Below is a sample of my writings in this area, with comments on how rules of procedure can be the basis for majority-based decisions in a society that protects the minority in deliberate assemblies:
How to Conduct a Meeting According to Robert’s Rules of Order and in View of Recent Case Law. Section and Committte Leaders Handbook (Florida Bar, beg., 1989). Lawyers in leadership positions can be role models when they practice proper procedure in their bar meetings.
A Quorum Problem in a Labor Union. 51 Nat’l Parl. 3 (4th Quarter, 1990). Even though I discuss a dilemma in a labor union, the matter of a “quorum” is so commonly misunderstood that any reader can relate to my essay.
So You’re Afraid of General Robert? 31 University of Miami Veritas 6 (1990). During many years of consulting work, I became quite familiar with the common fear of Roberts Rules of Order. In this story I talk about that unfounded feeling.
Parliamentary Law and Procedure for Non-Profit Organizations. (Oleck-Green, ALI-ABA, 2nd ed., 1991). Students of the late Prof. Oleck contributed to the 1st edition of this book, but it soon became apparent that a major revision/update was needed. Although the 2d edition, of which I am the sole author, is no longer in print a few copies are still available by contacting me at firstname.lastname@example.org
Originally devised for those in the legal profession, laymen are invariably surprised at how much they can learn about the myriad of dilemmas that have taken the parties (including “innocuous” membership organizations) to a court of law for a just solution.
Why Can’t Lawyers Be More Like Us? XXXVI Parl. Journal No. 4 (October, 1996). A little bit tongue-in-cheek, I write about how law schools don’t teach parliamentary law and procedure and, yet, we look to the legal profession for advice on when a decision has been made in a way that stands up to a legal challenge.
Betwixt’N Between PIL and PLP: The Public Interest Lawyer and Decisions in Nonprofits. LXXII Florida Bar Journal No. 6 (June, 1998). Again, I draw attention to the fact that lawyers should be more proficient in the majority-based decision-making process; not just for their own protection but so that they can counsel clients.
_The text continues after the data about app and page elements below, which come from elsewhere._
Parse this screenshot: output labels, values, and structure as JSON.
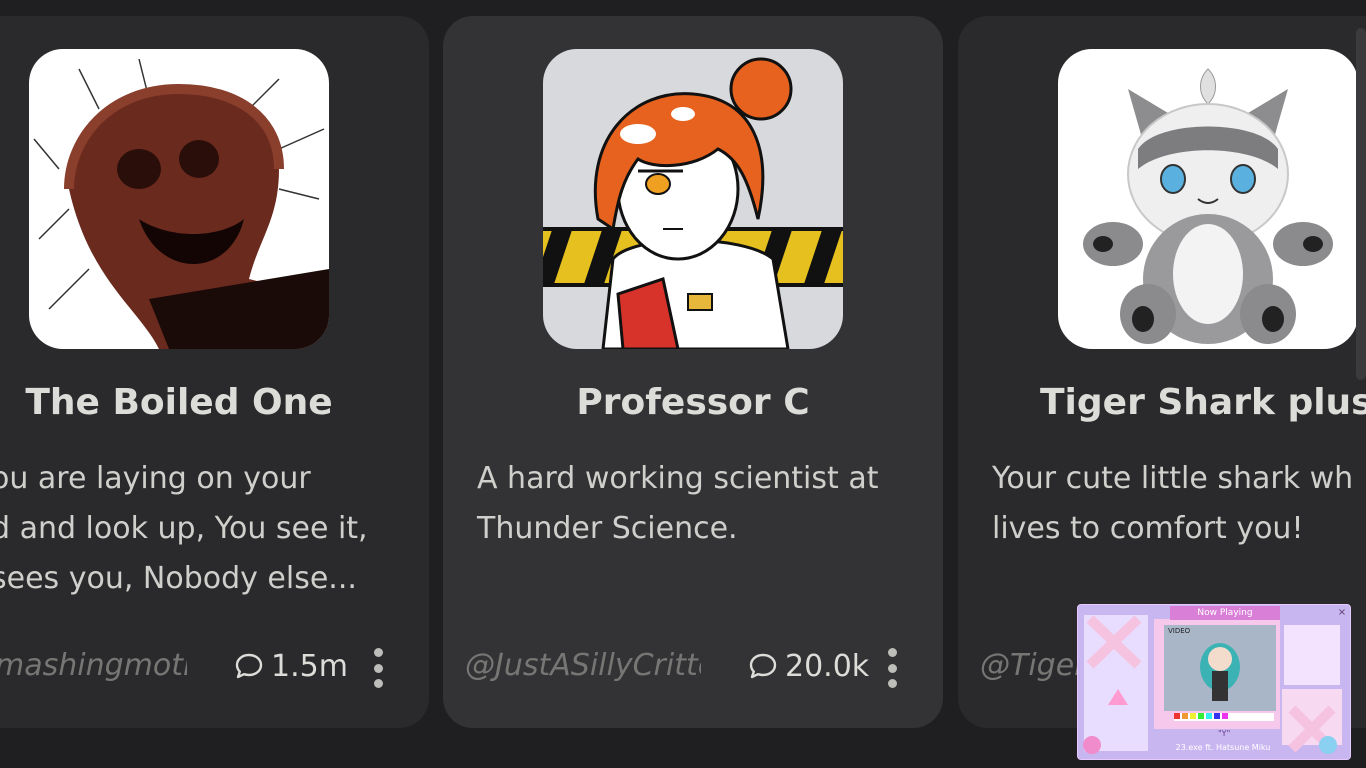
{
  "cards": [
    {
      "name": "The Boiled One",
      "description_lines": [
        "ou are laying on your",
        "d and look up, You see it,",
        "sees you, Nobody else..."
      ],
      "creator": "mashingmoth",
      "chat_count": "1.5m",
      "chat_icon": "chat-bubble-icon",
      "more_icon": "vertical-ellipsis-icon"
    },
    {
      "name": "Professor C",
      "description_lines": [
        "A hard working scientist at",
        "Thunder Science."
      ],
      "creator": "@JustASillyCritte",
      "chat_count": "20.0k",
      "chat_icon": "chat-bubble-icon",
      "more_icon": "vertical-ellipsis-icon"
    },
    {
      "name": "Tiger Shark plus",
      "description_lines": [
        "Your cute little shark wh",
        "lives to comfort you!"
      ],
      "creator": "@Tiger"
    }
  ],
  "mini_player": {
    "title": "Now Playing",
    "video_label": "VIDEO",
    "sub_label": "\"Y\"",
    "caption": "23.exe ft. Hatsune Miku",
    "close_icon": "close-icon"
  },
  "colors": {
    "background": "#1f1f21",
    "card": "#2a2a2c",
    "card_hover": "#333335",
    "text": "#dcdcd8",
    "muted": "#767675"
  }
}
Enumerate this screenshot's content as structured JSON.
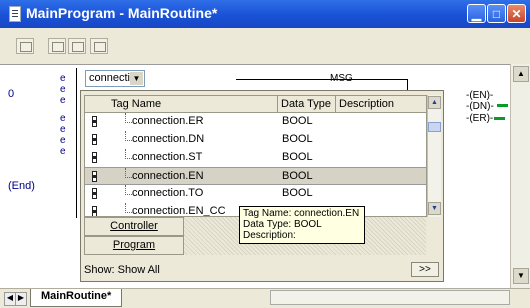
{
  "window": {
    "title": "MainProgram - MainRoutine*",
    "buttons": {
      "minimize": "▁",
      "maximize": "□",
      "close": "✕"
    }
  },
  "ladder": {
    "rung_number": "0",
    "end_label": "(End)",
    "rung_marks": [
      "e",
      "e",
      "e",
      "e",
      "e",
      "e",
      "e"
    ],
    "tag_combo_value": "connectio",
    "instruction": "MSG",
    "outputs": [
      "EN",
      "DN",
      "ER"
    ]
  },
  "tag_browser": {
    "columns": [
      "Tag Name",
      "Data Type",
      "Description"
    ],
    "rows": [
      {
        "name": "connection.ER",
        "type": "BOOL",
        "selected": false
      },
      {
        "name": "connection.DN",
        "type": "BOOL",
        "selected": false
      },
      {
        "name": "connection.ST",
        "type": "BOOL",
        "selected": false
      },
      {
        "name": "connection.EN",
        "type": "BOOL",
        "selected": true
      },
      {
        "name": "connection.TO",
        "type": "BOOL",
        "selected": false
      },
      {
        "name": "connection.EN_CC",
        "type": "",
        "selected": false
      }
    ],
    "scope_buttons": [
      "Controller",
      "Program"
    ],
    "show_label": "Show: Show All",
    "more_button": ">>"
  },
  "tooltip": {
    "line1": "Tag Name: connection.EN",
    "line2": "Data Type: BOOL",
    "line3": "Description:"
  },
  "tabs": {
    "active": "MainRoutine*"
  },
  "colors": {
    "title_bar": "#1a52d6",
    "accent_green": "#0a9a2a",
    "tooltip_bg": "#ffffe1"
  }
}
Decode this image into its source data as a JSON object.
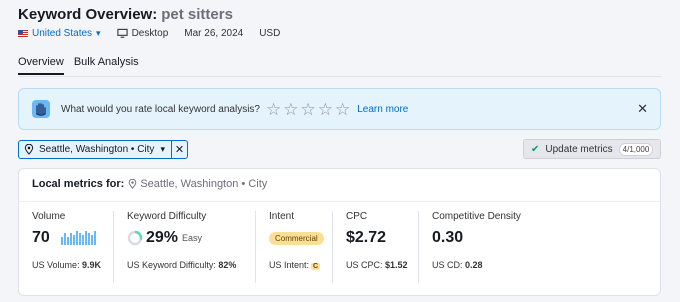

Scanned copies are available for a small fee through me at email@example.com